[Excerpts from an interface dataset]
•••

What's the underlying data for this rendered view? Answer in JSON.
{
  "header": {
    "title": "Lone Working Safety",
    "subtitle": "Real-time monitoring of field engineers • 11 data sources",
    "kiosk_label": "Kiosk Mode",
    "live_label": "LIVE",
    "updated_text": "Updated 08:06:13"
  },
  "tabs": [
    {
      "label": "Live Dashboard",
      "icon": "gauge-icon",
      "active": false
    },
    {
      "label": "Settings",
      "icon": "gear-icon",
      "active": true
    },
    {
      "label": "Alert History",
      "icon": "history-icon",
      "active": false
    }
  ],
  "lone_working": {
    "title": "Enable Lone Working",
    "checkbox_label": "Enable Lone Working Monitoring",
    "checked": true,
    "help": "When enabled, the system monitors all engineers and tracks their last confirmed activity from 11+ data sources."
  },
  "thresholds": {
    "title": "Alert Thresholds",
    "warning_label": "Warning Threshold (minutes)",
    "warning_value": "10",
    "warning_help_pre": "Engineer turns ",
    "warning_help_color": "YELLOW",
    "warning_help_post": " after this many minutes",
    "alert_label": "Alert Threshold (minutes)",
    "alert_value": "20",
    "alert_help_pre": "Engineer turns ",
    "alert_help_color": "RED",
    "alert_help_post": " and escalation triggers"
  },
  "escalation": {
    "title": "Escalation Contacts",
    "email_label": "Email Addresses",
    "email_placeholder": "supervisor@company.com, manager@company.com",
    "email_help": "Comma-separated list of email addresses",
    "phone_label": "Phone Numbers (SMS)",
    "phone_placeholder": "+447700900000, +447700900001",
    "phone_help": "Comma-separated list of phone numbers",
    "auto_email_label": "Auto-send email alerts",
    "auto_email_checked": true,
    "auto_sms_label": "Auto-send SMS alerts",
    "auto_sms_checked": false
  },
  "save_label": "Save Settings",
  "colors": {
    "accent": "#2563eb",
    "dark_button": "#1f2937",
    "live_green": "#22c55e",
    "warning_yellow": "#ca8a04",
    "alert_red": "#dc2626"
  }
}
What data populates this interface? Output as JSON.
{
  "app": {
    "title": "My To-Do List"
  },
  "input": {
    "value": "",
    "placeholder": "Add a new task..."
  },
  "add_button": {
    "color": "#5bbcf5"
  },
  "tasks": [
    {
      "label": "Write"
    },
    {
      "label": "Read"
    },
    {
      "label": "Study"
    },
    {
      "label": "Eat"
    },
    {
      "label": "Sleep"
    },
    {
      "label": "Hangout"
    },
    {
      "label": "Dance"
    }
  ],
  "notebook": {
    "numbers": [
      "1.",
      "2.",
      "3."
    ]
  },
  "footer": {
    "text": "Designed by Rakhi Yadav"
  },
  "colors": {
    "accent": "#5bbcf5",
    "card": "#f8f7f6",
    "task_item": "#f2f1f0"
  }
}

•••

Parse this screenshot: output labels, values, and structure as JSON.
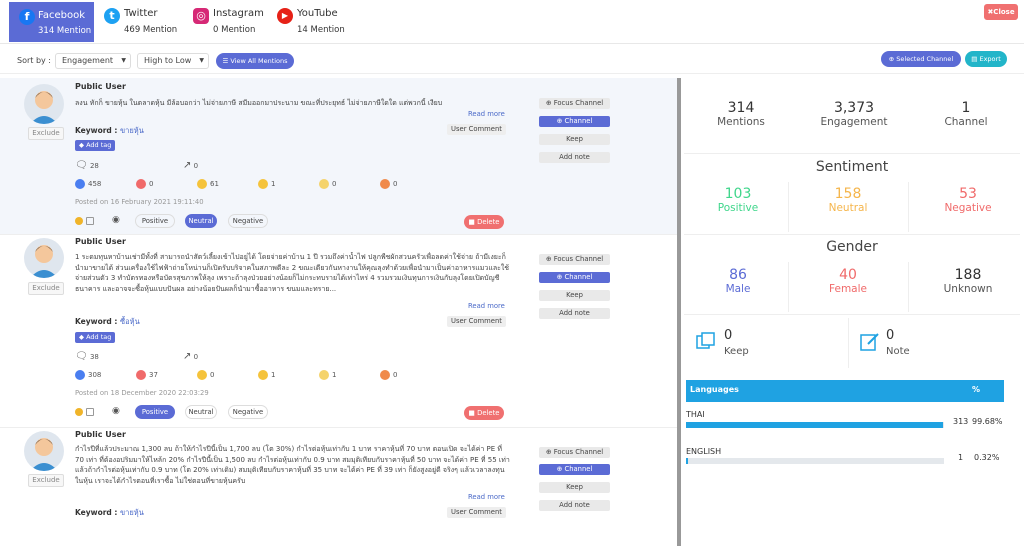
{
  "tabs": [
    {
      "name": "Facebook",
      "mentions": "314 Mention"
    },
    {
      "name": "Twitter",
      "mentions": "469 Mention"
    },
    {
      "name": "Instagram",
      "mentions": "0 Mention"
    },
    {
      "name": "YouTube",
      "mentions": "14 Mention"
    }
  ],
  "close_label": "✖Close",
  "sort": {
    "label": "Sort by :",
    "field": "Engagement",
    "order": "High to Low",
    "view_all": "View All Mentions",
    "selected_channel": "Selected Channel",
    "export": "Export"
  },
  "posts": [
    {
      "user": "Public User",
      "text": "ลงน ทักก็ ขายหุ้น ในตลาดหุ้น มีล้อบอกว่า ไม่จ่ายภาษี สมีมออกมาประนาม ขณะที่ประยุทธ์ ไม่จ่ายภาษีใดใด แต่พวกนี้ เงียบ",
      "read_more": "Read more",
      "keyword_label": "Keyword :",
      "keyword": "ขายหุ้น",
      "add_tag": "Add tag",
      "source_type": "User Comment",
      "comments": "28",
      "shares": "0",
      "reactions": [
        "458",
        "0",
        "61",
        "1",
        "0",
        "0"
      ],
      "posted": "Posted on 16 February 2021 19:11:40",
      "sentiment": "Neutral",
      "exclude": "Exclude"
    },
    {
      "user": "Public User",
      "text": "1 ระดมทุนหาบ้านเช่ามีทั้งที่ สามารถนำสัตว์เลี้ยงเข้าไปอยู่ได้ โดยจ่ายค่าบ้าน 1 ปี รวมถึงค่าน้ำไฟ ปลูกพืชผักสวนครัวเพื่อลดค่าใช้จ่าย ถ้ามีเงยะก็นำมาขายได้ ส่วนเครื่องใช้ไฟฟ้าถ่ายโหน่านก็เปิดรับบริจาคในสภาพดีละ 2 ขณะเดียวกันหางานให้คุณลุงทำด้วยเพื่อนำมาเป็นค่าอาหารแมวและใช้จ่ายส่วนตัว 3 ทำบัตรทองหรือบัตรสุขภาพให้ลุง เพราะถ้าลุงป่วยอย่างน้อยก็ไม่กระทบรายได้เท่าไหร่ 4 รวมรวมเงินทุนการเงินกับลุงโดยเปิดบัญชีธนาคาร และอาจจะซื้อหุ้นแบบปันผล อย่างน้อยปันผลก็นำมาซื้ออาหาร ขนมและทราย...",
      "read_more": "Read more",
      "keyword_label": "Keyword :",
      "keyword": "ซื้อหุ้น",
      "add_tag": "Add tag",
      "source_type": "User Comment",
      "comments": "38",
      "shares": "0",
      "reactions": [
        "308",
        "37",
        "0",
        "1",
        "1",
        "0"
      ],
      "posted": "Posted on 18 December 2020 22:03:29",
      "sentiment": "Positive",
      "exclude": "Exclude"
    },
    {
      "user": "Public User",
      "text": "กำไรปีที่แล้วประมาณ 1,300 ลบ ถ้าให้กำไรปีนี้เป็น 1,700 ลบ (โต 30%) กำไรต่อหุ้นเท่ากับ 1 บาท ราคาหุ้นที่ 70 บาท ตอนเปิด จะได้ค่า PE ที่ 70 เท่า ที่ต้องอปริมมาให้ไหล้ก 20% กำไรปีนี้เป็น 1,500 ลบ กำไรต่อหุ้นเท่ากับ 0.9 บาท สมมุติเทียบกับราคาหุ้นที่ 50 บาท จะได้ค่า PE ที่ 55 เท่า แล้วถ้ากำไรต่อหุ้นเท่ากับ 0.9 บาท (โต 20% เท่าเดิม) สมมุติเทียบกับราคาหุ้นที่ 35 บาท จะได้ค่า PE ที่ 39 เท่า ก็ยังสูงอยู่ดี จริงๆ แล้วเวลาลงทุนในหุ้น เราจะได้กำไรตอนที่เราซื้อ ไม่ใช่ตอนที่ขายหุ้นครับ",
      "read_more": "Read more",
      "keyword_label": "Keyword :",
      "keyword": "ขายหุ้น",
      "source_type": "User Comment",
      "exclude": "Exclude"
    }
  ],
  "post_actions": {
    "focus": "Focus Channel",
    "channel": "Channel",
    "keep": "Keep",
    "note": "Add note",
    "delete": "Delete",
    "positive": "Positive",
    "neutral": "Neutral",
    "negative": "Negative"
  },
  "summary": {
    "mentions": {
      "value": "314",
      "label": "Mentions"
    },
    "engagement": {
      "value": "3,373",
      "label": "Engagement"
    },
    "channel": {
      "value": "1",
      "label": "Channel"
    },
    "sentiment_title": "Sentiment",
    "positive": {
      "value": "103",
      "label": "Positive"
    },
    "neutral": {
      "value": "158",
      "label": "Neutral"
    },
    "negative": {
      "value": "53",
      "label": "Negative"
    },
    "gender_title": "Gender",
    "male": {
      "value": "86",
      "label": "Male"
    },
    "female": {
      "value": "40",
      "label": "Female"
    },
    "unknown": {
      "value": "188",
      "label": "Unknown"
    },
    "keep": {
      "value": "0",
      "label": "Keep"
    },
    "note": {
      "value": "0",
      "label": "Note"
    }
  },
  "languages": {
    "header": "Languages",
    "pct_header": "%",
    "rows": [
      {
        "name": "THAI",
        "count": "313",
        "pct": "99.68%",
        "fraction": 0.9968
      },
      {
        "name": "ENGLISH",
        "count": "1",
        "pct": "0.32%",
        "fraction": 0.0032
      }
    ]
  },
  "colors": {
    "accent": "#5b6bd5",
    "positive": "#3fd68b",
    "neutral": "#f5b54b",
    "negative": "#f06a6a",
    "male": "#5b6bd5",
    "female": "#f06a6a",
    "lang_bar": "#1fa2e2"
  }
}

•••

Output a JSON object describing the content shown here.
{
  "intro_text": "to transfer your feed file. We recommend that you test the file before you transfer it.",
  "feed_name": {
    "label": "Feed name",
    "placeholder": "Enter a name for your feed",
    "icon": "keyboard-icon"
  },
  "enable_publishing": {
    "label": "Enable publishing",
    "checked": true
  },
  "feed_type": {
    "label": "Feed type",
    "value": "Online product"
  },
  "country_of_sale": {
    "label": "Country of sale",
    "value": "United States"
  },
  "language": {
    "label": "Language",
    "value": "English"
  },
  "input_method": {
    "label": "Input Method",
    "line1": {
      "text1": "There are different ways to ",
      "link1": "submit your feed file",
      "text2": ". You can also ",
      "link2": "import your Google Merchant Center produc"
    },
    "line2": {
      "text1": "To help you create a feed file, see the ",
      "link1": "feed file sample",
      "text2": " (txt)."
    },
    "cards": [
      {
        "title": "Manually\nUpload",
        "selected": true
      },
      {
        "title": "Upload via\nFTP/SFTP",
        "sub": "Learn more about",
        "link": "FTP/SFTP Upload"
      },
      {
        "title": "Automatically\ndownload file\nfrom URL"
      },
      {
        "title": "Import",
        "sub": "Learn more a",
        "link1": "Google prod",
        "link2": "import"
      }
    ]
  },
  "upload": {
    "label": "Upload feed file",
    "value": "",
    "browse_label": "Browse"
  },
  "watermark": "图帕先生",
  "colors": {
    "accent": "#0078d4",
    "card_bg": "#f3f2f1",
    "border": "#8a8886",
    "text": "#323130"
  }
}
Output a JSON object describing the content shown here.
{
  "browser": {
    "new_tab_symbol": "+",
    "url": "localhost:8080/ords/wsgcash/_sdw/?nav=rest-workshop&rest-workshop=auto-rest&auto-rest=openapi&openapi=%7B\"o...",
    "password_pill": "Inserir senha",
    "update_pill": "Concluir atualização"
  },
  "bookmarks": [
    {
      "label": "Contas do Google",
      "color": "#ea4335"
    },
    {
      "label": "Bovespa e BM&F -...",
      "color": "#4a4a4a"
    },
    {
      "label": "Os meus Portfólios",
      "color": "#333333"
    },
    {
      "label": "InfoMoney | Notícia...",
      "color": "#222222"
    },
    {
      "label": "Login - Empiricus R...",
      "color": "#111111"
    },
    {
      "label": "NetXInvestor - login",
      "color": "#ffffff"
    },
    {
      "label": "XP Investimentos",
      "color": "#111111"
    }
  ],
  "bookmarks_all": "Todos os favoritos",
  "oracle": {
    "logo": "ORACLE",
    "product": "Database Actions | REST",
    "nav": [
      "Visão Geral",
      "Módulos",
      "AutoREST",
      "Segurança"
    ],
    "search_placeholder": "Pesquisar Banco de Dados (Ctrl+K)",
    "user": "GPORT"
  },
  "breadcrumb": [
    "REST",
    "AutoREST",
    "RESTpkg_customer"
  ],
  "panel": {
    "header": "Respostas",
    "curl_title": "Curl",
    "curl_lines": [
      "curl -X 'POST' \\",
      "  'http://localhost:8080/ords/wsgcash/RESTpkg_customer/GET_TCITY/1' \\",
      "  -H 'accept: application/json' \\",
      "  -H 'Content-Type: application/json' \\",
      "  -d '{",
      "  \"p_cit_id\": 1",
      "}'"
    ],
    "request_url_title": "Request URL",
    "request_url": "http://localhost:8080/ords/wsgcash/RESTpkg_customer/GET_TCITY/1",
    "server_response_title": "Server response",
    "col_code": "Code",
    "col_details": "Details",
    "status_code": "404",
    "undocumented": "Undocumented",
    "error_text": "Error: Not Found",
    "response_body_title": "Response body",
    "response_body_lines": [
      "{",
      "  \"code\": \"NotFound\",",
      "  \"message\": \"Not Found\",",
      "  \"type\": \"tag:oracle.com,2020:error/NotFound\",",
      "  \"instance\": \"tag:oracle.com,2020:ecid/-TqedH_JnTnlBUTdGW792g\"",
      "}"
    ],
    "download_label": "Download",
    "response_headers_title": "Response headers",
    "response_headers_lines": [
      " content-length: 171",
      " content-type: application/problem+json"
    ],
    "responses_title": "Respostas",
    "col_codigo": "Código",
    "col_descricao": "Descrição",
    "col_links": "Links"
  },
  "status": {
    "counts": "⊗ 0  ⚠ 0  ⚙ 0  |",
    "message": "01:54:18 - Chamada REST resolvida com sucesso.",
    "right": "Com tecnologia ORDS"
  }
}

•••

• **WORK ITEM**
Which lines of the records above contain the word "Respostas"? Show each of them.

• **WRITTEN RESPONSE**
    "header": "Respostas",
    "responses_title": "Respostas",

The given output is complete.